_What you are asked to do_
In the records below, some lines contain the word "true". Copy each of them.
::: Data
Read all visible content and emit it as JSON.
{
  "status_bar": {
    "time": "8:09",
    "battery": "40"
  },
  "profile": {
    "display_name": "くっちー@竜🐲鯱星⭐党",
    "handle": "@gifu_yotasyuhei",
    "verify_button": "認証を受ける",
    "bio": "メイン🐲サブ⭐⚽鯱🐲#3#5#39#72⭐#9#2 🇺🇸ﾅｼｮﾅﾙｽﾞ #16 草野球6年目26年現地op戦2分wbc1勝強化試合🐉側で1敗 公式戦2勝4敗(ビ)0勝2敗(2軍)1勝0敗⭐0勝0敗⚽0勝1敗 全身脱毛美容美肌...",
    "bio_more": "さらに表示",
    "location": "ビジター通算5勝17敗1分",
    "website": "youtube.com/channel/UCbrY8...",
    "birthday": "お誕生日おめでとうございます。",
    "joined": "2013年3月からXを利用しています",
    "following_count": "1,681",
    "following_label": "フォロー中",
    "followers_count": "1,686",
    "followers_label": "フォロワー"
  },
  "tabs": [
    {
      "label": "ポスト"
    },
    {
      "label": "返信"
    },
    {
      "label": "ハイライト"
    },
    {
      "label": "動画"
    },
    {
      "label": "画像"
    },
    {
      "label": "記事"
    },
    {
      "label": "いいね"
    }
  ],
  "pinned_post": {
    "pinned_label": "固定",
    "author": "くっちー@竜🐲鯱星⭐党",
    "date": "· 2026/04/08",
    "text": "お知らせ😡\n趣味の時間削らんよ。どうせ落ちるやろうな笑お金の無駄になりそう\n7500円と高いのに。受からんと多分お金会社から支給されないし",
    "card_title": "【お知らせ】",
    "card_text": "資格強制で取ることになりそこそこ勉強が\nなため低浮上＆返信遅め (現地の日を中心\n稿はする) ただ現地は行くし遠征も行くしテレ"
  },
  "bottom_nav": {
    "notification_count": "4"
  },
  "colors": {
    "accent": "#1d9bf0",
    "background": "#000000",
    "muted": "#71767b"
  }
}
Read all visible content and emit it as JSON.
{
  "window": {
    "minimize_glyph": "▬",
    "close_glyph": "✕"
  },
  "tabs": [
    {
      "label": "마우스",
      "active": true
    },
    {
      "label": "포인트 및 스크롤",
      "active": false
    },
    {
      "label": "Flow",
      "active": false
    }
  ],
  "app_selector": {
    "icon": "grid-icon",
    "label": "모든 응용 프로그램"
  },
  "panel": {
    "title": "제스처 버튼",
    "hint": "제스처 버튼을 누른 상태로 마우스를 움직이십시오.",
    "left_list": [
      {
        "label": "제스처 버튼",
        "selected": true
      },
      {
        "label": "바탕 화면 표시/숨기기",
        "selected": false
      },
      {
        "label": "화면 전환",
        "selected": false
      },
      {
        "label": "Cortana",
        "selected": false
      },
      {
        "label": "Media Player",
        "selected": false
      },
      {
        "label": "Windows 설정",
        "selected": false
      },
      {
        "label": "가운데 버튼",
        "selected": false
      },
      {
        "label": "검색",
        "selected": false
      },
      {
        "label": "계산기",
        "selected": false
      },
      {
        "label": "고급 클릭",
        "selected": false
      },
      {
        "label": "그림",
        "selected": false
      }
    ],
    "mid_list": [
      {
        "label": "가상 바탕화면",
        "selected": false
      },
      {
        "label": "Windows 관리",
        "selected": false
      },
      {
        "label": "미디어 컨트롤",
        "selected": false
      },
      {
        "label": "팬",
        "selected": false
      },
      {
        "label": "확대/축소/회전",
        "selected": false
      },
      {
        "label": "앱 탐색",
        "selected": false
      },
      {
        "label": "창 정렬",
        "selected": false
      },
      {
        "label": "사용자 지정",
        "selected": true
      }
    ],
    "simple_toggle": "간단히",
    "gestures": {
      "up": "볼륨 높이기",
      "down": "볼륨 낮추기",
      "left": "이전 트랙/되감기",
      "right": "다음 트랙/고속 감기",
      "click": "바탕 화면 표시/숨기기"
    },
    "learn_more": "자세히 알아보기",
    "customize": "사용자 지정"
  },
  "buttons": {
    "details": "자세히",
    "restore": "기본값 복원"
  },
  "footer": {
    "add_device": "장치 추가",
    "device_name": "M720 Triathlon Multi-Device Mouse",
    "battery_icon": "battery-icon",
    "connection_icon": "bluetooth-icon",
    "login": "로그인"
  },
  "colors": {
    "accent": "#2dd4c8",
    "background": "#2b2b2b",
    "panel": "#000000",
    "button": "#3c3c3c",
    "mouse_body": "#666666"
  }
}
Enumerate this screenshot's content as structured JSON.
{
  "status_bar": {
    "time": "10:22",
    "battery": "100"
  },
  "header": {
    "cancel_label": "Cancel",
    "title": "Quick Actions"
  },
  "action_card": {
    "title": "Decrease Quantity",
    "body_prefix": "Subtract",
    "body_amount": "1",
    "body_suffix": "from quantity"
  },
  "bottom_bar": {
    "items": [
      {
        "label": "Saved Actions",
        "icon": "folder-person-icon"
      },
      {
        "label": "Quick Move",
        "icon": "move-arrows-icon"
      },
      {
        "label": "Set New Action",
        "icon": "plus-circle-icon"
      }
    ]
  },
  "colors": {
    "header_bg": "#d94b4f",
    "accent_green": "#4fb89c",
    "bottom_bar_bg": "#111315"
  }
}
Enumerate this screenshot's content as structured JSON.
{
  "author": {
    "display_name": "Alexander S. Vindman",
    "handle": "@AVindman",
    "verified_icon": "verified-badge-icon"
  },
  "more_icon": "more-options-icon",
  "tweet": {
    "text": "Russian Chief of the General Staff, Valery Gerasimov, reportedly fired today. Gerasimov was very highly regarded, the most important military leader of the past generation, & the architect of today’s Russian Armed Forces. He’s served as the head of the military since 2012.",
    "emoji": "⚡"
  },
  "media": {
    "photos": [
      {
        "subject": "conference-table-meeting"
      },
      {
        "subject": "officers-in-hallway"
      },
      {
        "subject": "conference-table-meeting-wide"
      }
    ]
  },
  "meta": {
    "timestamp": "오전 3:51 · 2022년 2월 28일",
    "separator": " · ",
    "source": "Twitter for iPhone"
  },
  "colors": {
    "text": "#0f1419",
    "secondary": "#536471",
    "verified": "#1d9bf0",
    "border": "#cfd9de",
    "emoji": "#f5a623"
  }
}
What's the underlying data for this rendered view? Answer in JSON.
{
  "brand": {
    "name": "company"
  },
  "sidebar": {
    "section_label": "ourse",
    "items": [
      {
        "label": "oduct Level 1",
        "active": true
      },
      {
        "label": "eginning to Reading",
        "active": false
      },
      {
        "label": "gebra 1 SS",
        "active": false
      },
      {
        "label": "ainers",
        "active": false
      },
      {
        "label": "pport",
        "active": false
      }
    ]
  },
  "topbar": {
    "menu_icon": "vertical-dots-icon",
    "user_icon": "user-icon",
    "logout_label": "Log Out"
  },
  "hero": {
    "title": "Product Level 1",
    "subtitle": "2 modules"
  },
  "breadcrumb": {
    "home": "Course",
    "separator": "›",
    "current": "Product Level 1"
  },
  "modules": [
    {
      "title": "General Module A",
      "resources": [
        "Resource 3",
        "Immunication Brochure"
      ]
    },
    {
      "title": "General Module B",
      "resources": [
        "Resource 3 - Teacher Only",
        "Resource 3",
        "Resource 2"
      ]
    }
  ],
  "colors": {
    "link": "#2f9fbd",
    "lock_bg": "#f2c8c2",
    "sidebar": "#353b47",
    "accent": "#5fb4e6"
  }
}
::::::
_The answer_
      "active": true
        "selected": true
        "selected": true
        "active": true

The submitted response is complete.